Design: Prospective, longitudinal design. Participants were assessed at 5 time points: after emerging from posttraumatic amnesia, and at 6, 12, 24, and 36 months postinjury.

Main Measures: Coping Scale for Adults–Short Version; Quality of Life Inventory; Sydney Psychosocial Reintegration Scale; Hospital Anxiety and Depression Scale.

Results: High preinjury use of nonproductive coping style predicted high use of nonproductive coping, more anxiety, and lower psychosocial functioning at 1 year postinjury. Increased use of nonproductive coping and decreased use of productive coping predicted poorer psychosocial outcome at 1 year post-TBI. Use of both productive and nonproductive coping decreased in the first 6 to 12 months post-TBI relative to preinjury.
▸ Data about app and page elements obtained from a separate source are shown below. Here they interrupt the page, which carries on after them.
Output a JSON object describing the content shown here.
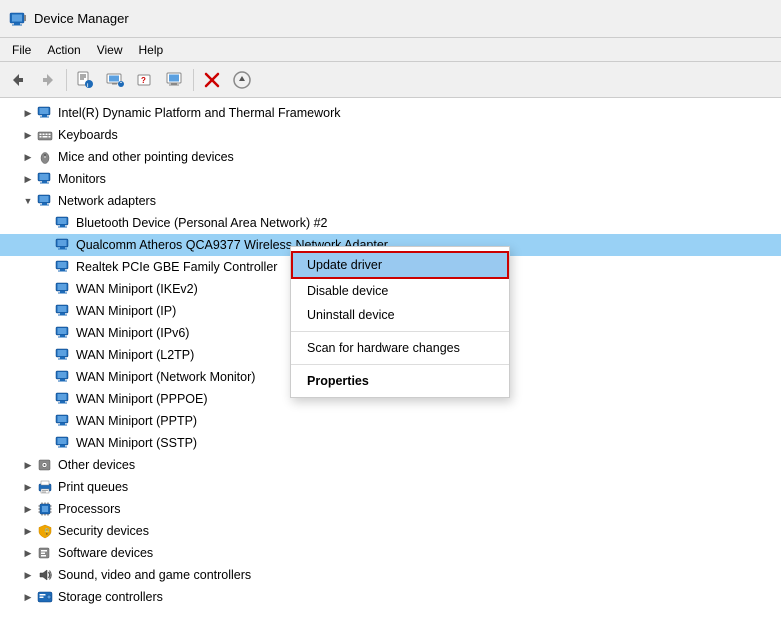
{
  "titleBar": {
    "title": "Device Manager",
    "icon": "computer-manager-icon"
  },
  "menuBar": {
    "items": [
      {
        "id": "file",
        "label": "File"
      },
      {
        "id": "action",
        "label": "Action"
      },
      {
        "id": "view",
        "label": "View"
      },
      {
        "id": "help",
        "label": "Help"
      }
    ]
  },
  "toolbar": {
    "buttons": [
      {
        "id": "back",
        "icon": "◄",
        "label": "Back"
      },
      {
        "id": "forward",
        "icon": "►",
        "label": "Forward"
      },
      {
        "id": "properties",
        "icon": "📋",
        "label": "Properties"
      },
      {
        "id": "update-driver",
        "icon": "🖥",
        "label": "Update Driver"
      },
      {
        "id": "uninstall",
        "icon": "❓",
        "label": "Uninstall"
      },
      {
        "id": "scan",
        "icon": "📺",
        "label": "Scan"
      },
      {
        "id": "delete",
        "icon": "✖",
        "label": "Delete"
      },
      {
        "id": "download",
        "icon": "⊕",
        "label": "Download"
      }
    ]
  },
  "treeItems": [
    {
      "id": "intel-thermal",
      "label": "Intel(R) Dynamic Platform and Thermal Framework",
      "indent": 1,
      "expanded": false,
      "icon": "monitor-icon",
      "type": "category"
    },
    {
      "id": "keyboards",
      "label": "Keyboards",
      "indent": 1,
      "expanded": false,
      "icon": "keyboard-icon",
      "type": "category"
    },
    {
      "id": "mice",
      "label": "Mice and other pointing devices",
      "indent": 1,
      "expanded": false,
      "icon": "mouse-icon",
      "type": "category"
    },
    {
      "id": "monitors",
      "label": "Monitors",
      "indent": 1,
      "expanded": false,
      "icon": "monitor-icon",
      "type": "category"
    },
    {
      "id": "network-adapters",
      "label": "Network adapters",
      "indent": 1,
      "expanded": true,
      "icon": "network-icon",
      "type": "category"
    },
    {
      "id": "bluetooth",
      "label": "Bluetooth Device (Personal Area Network) #2",
      "indent": 2,
      "expanded": false,
      "icon": "network-adapter-icon",
      "type": "device"
    },
    {
      "id": "qualcomm",
      "label": "Qualcomm Atheros QCA9377 Wireless Network Adapter",
      "indent": 2,
      "expanded": false,
      "icon": "network-adapter-icon",
      "type": "device",
      "selected": true
    },
    {
      "id": "realtek",
      "label": "Realtek PCIe GBE Family Controller",
      "indent": 2,
      "expanded": false,
      "icon": "network-adapter-icon",
      "type": "device"
    },
    {
      "id": "wan-ikev2",
      "label": "WAN Miniport (IKEv2)",
      "indent": 2,
      "expanded": false,
      "icon": "network-adapter-icon",
      "type": "device"
    },
    {
      "id": "wan-ip",
      "label": "WAN Miniport (IP)",
      "indent": 2,
      "expanded": false,
      "icon": "network-adapter-icon",
      "type": "device"
    },
    {
      "id": "wan-ipv6",
      "label": "WAN Miniport (IPv6)",
      "indent": 2,
      "expanded": false,
      "icon": "network-adapter-icon",
      "type": "device"
    },
    {
      "id": "wan-l2tp",
      "label": "WAN Miniport (L2TP)",
      "indent": 2,
      "expanded": false,
      "icon": "network-adapter-icon",
      "type": "device"
    },
    {
      "id": "wan-netmon",
      "label": "WAN Miniport (Network Monitor)",
      "indent": 2,
      "expanded": false,
      "icon": "network-adapter-icon",
      "type": "device"
    },
    {
      "id": "wan-pppoe",
      "label": "WAN Miniport (PPPOE)",
      "indent": 2,
      "expanded": false,
      "icon": "network-adapter-icon",
      "type": "device"
    },
    {
      "id": "wan-pptp",
      "label": "WAN Miniport (PPTP)",
      "indent": 2,
      "expanded": false,
      "icon": "network-adapter-icon",
      "type": "device"
    },
    {
      "id": "wan-sstp",
      "label": "WAN Miniport (SSTP)",
      "indent": 2,
      "expanded": false,
      "icon": "network-adapter-icon",
      "type": "device"
    },
    {
      "id": "other-devices",
      "label": "Other devices",
      "indent": 1,
      "expanded": false,
      "icon": "other-icon",
      "type": "category"
    },
    {
      "id": "print-queues",
      "label": "Print queues",
      "indent": 1,
      "expanded": false,
      "icon": "print-icon",
      "type": "category"
    },
    {
      "id": "processors",
      "label": "Processors",
      "indent": 1,
      "expanded": false,
      "icon": "processor-icon",
      "type": "category"
    },
    {
      "id": "security-devices",
      "label": "Security devices",
      "indent": 1,
      "expanded": false,
      "icon": "security-icon",
      "type": "category"
    },
    {
      "id": "software-devices",
      "label": "Software devices",
      "indent": 1,
      "expanded": false,
      "icon": "software-icon",
      "type": "category"
    },
    {
      "id": "sound",
      "label": "Sound, video and game controllers",
      "indent": 1,
      "expanded": false,
      "icon": "sound-icon",
      "type": "category"
    },
    {
      "id": "storage",
      "label": "Storage controllers",
      "indent": 1,
      "expanded": false,
      "icon": "storage-icon",
      "type": "category"
    }
  ],
  "contextMenu": {
    "visible": true,
    "items": [
      {
        "id": "update-driver",
        "label": "Update driver",
        "bold": false,
        "active": true
      },
      {
        "id": "disable-device",
        "label": "Disable device",
        "bold": false
      },
      {
        "id": "uninstall-device",
        "label": "Uninstall device",
        "bold": false
      },
      {
        "id": "separator1",
        "type": "separator"
      },
      {
        "id": "scan-hardware",
        "label": "Scan for hardware changes",
        "bold": false
      },
      {
        "id": "separator2",
        "type": "separator"
      },
      {
        "id": "properties",
        "label": "Properties",
        "bold": true
      }
    ]
  }
}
Unlike productive coping, nonproductive coping reached preinjury levels within 3 years postinjury.

Conclusion: The findings support identification of individuals at risk of relying on nonproductive coping and poorer psychosocial outcome following TBI. In addition, the results emphasize the need to implement timely interventions to facilitate productive coping and reduce the use of nonproductive coping in order to maximize favorable long-term psychosocial outcome.

Department of Psychiatry and Neuropsychology, Faculty of Health, Medicine, and Life Sciences, Maastricht University, Maastricht, the Netherlands (Drs Wolters Gregório and van Heugten); Monash-Epworth Rehabilitation Research Centre, Epworth Hospital, Richmond, Victoria, Australia (Drs Gould and Ponsford and Mr Spitz); School of Psychology and Psychiatry, Faculty of Medicine, Nursing, and Health Science, Monash University, Clayton, Victoria, Australia (Drs Gould and Ponsford and Mr Spitz); and Centre of Excellence in Traumatic Brain Injury Research, National Trauma Research Institute, Alfred Hospital, Melbourne, Australia (Drs Gould and Ponsford).

Corresponding Author: Jennie L. Ponsford, PhD, School of Psychology and Psychiatry, Monash University, Clayton Campus, Clayton, VIC 3800, Australia (Jennie.Ponsford@monash.edu).

The authors declare no conflicts of interest.

© 2014 Wolters Kluwer Health | Lippincott Williams & Wilkins